* [Exercise description]
In full and without edits, write out the data that follows.

▼▼▼

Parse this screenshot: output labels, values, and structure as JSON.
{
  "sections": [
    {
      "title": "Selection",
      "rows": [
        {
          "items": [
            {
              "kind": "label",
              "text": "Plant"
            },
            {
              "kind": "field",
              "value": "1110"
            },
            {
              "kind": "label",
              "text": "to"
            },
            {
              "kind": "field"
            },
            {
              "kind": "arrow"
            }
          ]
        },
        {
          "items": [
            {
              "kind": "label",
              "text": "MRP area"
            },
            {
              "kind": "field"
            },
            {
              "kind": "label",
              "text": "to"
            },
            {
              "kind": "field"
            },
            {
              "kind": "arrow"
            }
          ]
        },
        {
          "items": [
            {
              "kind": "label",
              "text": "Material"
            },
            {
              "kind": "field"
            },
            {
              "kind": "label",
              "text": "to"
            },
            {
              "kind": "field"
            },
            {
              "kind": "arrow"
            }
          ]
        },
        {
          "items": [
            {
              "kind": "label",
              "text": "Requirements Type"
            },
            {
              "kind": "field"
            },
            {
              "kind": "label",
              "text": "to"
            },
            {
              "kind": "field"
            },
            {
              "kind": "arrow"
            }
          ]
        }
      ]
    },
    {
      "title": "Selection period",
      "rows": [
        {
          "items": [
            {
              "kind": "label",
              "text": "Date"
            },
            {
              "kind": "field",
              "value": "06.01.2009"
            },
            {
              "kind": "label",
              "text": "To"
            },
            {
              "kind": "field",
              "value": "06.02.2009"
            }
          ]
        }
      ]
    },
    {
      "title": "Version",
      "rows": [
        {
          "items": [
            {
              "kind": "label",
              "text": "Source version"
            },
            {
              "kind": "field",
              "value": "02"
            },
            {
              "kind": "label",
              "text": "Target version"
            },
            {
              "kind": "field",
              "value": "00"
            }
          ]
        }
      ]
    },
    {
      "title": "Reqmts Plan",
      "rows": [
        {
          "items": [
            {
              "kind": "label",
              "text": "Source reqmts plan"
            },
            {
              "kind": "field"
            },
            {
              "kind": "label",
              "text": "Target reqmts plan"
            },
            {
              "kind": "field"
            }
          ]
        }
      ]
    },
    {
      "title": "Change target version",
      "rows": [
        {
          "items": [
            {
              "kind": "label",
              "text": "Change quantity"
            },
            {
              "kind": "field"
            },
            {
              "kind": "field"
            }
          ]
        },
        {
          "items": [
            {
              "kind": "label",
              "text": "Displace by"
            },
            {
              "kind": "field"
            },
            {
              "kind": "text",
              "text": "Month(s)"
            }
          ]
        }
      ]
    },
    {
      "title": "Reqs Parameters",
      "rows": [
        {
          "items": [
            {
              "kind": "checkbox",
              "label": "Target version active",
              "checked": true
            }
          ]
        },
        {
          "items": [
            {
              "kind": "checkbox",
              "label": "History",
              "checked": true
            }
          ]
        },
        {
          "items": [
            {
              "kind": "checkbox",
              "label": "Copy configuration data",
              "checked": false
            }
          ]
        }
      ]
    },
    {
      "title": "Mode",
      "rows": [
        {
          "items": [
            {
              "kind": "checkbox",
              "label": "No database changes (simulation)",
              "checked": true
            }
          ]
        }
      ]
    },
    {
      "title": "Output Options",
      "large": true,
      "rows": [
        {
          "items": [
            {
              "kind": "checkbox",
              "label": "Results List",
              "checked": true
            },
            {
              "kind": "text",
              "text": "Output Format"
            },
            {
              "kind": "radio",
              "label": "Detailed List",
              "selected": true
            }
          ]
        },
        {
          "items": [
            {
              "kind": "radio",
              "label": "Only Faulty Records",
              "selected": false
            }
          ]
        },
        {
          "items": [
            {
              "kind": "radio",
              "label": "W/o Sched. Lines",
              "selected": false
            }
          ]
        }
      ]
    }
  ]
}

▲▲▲

* [Written answer]
Parse this screenshot: output labels, values, and structure as JSON.
{
  "sections": [
    {
      "title": "Selection",
      "rows": [
        {
          "items": [
            {
              "kind": "label",
              "text": "Plant"
            },
            {
              "kind": "field",
              "value": "1110"
            },
            {
              "kind": "label",
              "text": "to"
            },
            {
              "kind": "field"
            },
            {
              "kind": "arrow"
            }
          ]
        },
        {
          "items": [
            {
              "kind": "label",
              "text": "MRP area"
            },
            {
              "kind": "field"
            },
            {
              "kind": "label",
              "text": "to"
            },
            {
              "kind": "field"
            },
            {
              "kind": "arrow"
            }
          ]
        },
        {
          "items": [
            {
              "kind": "label",
              "text": "Material"
            },
            {
              "kind": "field"
            },
            {
              "kind": "label",
              "text": "to"
            },
            {
              "kind": "field"
            },
            {
              "kind": "arrow"
            }
          ]
        },
        {
          "items": [
            {
              "kind": "label",
              "text": "Requirements Type"
            },
            {
              "kind": "field"
            },
            {
              "kind": "label",
              "text": "to"
            },
            {
              "kind": "field"
            },
            {
              "kind": "arrow"
            }
          ]
        }
      ]
    },
    {
      "title": "Selection period",
      "rows": [
        {
          "items": [
            {
              "kind": "label",
              "text": "Date"
            },
            {
              "kind": "field",
              "value": "06.01.2009"
            },
            {
              "kind": "label",
              "text": "To"
            },
            {
              "kind": "field",
              "value": "06.02.2009"
            }
          ]
        }
      ]
    },
    {
      "title": "Version",
      "rows": [
        {
          "items": [
            {
              "kind": "label",
              "text": "Source version"
            },
            {
              "kind": "field",
              "value": "02"
            },
            {
              "kind": "label",
              "text": "Target version"
            },
            {
              "kind": "field",
              "value": "00"
            }
          ]
        }
      ]
    },
    {
      "title": "Reqmts Plan",
      "rows": [
        {
          "items": [
            {
              "kind": "label",
              "text": "Source reqmts plan"
            },
            {
              "kind": "field"
            },
            {
              "kind": "label",
              "text": "Target reqmts plan"
            },
            {
              "kind": "field"
            }
          ]
        }
      ]
    },
    {
      "title": "Change target version",
      "rows": [
        {
          "items": [
            {
              "kind": "label",
              "text": "Change quantity"
            },
            {
              "kind": "field"
            },
            {
              "kind": "field"
            }
          ]
        },
        {
          "items": [
            {
              "kind": "label",
              "text": "Displace by"
            },
            {
              "kind": "field"
            },
            {
              "kind": "text",
              "text": "Month(s)"
            }
          ]
        }
      ]
    },
    {
      "title": "Reqs Parameters",
      "rows": [
        {
          "items": [
            {
              "kind": "checkbox",
              "label": "Target version active",
              "checked": true
            }
          ]
        },
        {
          "items": [
            {
              "kind": "checkbox",
              "label": "History",
              "checked": true
            }
          ]
        },
        {
          "items": [
            {
              "kind": "checkbox",
              "label": "Copy configuration data",
              "checked": false
            }
          ]
        }
      ]
    },
    {
      "title": "Mode",
      "rows": [
        {
          "items": [
            {
              "kind": "checkbox",
              "label": "No database changes (simulation)",
              "checked": true
            }
          ]
        }
      ]
    },
    {
      "title": "Output Options",
      "large": true,
      "rows": [
        {
          "items": [
            {
              "kind": "checkbox",
              "label": "Results List",
              "checked": true
            },
            {
              "kind": "text",
              "text": "Output Format"
            },
            {
              "kind": "radio",
              "label": "Detailed List",
              "selected": true
            }
          ]
        },
        {
          "items": [
            {
              "kind": "radio",
              "label": "Only Faulty Records",
              "selected": false
            }
          ]
        },
        {
          "items": [
            {
              "kind": "radio",
              "label": "W/o Sched. Lines",
              "selected": false
            }
          ]
        }
      ]
    }
  ]
}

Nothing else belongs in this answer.